Three weeks into January, I had fallen so far behind, that I hadn't produced any new patterns or recipes since well before Christmas, and I didn't have any ready to go any time soon. My husband was laid up in bed for weeks with his back injury. Scenes of the stomach bug in this house resembled that of an exorcism, and I was struggling with my emotions, missing my crochet, and stressing about actual, real, upcoming deadlines.
Many things in this house were ruined during the course of this time. We literally had to order a new couch, and we may need a new dryer, and to add insult to injury, the final vomiting episode came down right on my "grace upon Grace," perfect-for-me, happy planner.
I know. Here we are on week three of you guys hearing about how lousy this month has been for my family, but I do hope you get my intended purpose for these messages.
Because it isn't about me.
I am weak. I am a human being, with struggles, and anger, and sin. I share my stories with you so that you may know just how heavily I rely on Him...even when I don't, even when I turn my face from Him in anger, even when I cry out in doubt and fear, even when I forget to trust Him....He is there.
Do you remember being a teenager and being so angry with your parents you never wanted to speak to them again? Do you remember slamming doors in their faces? Maybe you even told them you hated them, or wrote that thought in your journal. Maybe they did something, "for your own good," that you couldn't fully understand at that time in your life.
But when you needed them, they were there. You still slept in their house, ate the food they provided, and wore the clothes they bought.
I had been angry with God over my husband's pain and inability to work, over the kids' sickness, over the vet bills and expensive things needing replacing, over the pain I've been seeing in the world, but I still ate of His food, clothed in His provisions. Even in my anger, He sent us blessings in the form of loving family, church family, and friends.
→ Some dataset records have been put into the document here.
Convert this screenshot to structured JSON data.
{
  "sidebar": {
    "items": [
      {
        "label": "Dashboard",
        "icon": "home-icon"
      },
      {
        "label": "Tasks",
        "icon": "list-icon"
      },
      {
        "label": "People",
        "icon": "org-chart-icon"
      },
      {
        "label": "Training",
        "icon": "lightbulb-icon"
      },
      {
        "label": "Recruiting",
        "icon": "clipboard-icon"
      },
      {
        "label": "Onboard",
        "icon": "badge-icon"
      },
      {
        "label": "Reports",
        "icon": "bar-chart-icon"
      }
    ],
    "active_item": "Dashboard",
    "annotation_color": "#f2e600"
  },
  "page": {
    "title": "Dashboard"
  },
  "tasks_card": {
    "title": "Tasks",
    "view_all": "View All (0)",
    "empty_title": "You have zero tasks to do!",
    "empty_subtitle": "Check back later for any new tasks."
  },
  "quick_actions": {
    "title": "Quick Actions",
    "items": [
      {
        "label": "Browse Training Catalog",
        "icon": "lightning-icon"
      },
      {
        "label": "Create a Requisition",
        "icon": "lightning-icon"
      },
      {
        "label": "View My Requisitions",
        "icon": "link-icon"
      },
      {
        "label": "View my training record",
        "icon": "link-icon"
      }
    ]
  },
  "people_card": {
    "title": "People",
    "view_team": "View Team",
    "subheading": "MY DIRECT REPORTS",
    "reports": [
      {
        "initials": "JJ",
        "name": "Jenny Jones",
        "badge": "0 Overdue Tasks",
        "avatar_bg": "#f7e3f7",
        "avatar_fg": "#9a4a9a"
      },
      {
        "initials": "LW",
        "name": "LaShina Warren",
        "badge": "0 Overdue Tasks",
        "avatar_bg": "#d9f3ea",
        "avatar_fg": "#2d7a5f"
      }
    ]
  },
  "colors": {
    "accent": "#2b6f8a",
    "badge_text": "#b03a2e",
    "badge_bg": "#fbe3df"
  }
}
HIS power is made PERFECT in weakness.
His GRACE is sufficient.
I bought myself a new planner, one which will be kept carefully away from any future vomiting children, and I've wrapped myself in His grace.
Whatever it is that you're striving for, whatever it may be that you feel has been keeping you down, wrap yourself in His grace. It is sufficient, and His power is made perfect in our weakness.
As a wife, mom of 4, and business owner, finding time to spend in the Word, can be difficult, so I get it! Come join me each Monday for a simple message of hope, faith, and encouragement amidst some honest mommy moments.
Want the Monday Message sent to your inbox each week? Sign up here!